Lessons Learned, Gains Consolidated
So, Biden was wrong and Zelensky was right. There will be no war. The one in the east, as a consequence of a Ukrainian reconquest of the Donbas or Crimea, has been put on extended hiatus. The one conjured up by U.S. intelligence is a fiction. That war is not imminent does not mean that it’s entirely foreclosed down the road, as the arms buildup and the war of venomous accusation is intrinsically dangerous. So, too, the probable motives of both Russia and the United States, which argue strongly against an imminent war, may change. The misperceptions which now rule the day in Washington, especially a view of the adversary which sees it as basically deranged, are not a good omen.
A lingering question remains. Did Washington’s alarmists really believe it themselves, or has consent been manufactured by a war scare whose utility they plainly saw, but the details of which they didn’t really believe? It’s a tough choice between the two, with alternative one telling us that they’ve been playing it straight and alternative two suggesting that we’ve all been the objects of a calculated plan by guys playing four-dimensional chess. The conclusion I reach, with some awkwardness, is that both alternatives, though seemingly contradictory, have been at play in Washington’s funhouse mirror, thick with distorted shapes and grotesque visages. What cannot be denied is that the war scare, with the media dutifully performing its stenographic role, has brought great advantages to the hawks. The LNG folks have made considerable progress in their campaign to prevent the opening of the Nord Stream 2 pipeline. The increased deployments to Eastern Europe and arms sales to Ukraine gratify the interests of the military-industrial complex. The anti-Russia coalition, which draws as much from sheer ideological enmity as anything resembling self-interest, has advanced its campaign to gain legal authority from Congress to impose a total shutdown in relations with Russia. That looks to me like three wins for the hawks.
The cleverest feature of the administration’s approach is that, when there is no war, Biden and Blinken can claim that it was all due to them and their solid statesmanship. Deterrence has been successful! Our firm leadership made it so! We’re not quite at that part in the unraveling of the plot, but getting closer, as U.S. intelligence seems not to be getting its predicted 175,000 troops.
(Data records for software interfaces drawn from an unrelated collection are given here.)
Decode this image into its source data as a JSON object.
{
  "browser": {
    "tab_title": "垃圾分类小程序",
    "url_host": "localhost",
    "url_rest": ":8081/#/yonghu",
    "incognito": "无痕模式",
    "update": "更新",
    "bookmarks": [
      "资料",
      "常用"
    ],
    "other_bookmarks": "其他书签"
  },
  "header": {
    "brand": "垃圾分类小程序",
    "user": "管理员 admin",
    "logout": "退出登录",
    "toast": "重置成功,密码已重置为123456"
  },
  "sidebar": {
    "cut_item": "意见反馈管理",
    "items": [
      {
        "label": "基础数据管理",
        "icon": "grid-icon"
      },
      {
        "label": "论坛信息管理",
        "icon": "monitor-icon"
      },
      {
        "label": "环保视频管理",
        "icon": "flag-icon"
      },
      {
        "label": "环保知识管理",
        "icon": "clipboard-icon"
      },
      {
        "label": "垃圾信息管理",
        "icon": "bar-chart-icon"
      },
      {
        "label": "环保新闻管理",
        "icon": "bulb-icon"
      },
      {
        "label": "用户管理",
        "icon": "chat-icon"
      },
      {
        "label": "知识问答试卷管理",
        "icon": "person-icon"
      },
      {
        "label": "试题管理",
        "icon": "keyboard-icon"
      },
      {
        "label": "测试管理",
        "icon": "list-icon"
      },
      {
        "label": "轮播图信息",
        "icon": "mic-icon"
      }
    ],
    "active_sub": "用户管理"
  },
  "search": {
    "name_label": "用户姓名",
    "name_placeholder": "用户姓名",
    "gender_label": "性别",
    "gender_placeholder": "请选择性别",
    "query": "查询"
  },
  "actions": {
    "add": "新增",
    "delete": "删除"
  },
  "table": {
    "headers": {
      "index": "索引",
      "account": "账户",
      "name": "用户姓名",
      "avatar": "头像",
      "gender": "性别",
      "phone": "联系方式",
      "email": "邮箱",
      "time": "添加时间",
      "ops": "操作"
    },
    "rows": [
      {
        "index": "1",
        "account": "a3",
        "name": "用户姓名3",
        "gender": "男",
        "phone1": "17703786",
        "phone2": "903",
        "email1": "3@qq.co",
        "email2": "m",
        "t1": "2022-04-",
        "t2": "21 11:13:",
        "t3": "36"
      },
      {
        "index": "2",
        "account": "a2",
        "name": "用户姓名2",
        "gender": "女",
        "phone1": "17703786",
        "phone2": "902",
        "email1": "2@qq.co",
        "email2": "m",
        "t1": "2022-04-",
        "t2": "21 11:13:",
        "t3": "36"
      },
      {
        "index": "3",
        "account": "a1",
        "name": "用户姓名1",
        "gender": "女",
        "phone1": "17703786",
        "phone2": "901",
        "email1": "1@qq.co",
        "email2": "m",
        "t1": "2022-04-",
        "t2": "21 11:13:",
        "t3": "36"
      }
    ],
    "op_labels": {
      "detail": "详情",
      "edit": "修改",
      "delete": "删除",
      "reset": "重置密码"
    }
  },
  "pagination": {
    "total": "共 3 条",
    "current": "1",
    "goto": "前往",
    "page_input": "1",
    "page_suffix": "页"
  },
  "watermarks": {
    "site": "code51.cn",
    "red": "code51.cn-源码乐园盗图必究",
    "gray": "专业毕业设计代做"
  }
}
At the last congressional briefing on February 5, the latest intelligence estimate was that 130,000 troops were mobilized, with only 62,000 combat forces deployed, scattered all around Ukraine’s periphery. Count on it, the reduction in future numbers (as the Russian exercises wind down) will be attributed to the wise leadership of the Biden administration.
David C. Hendrickson is President of the John Quincy Adams Society and the author of Republic in Peril: American Empire and the Liberal Tradition (2018).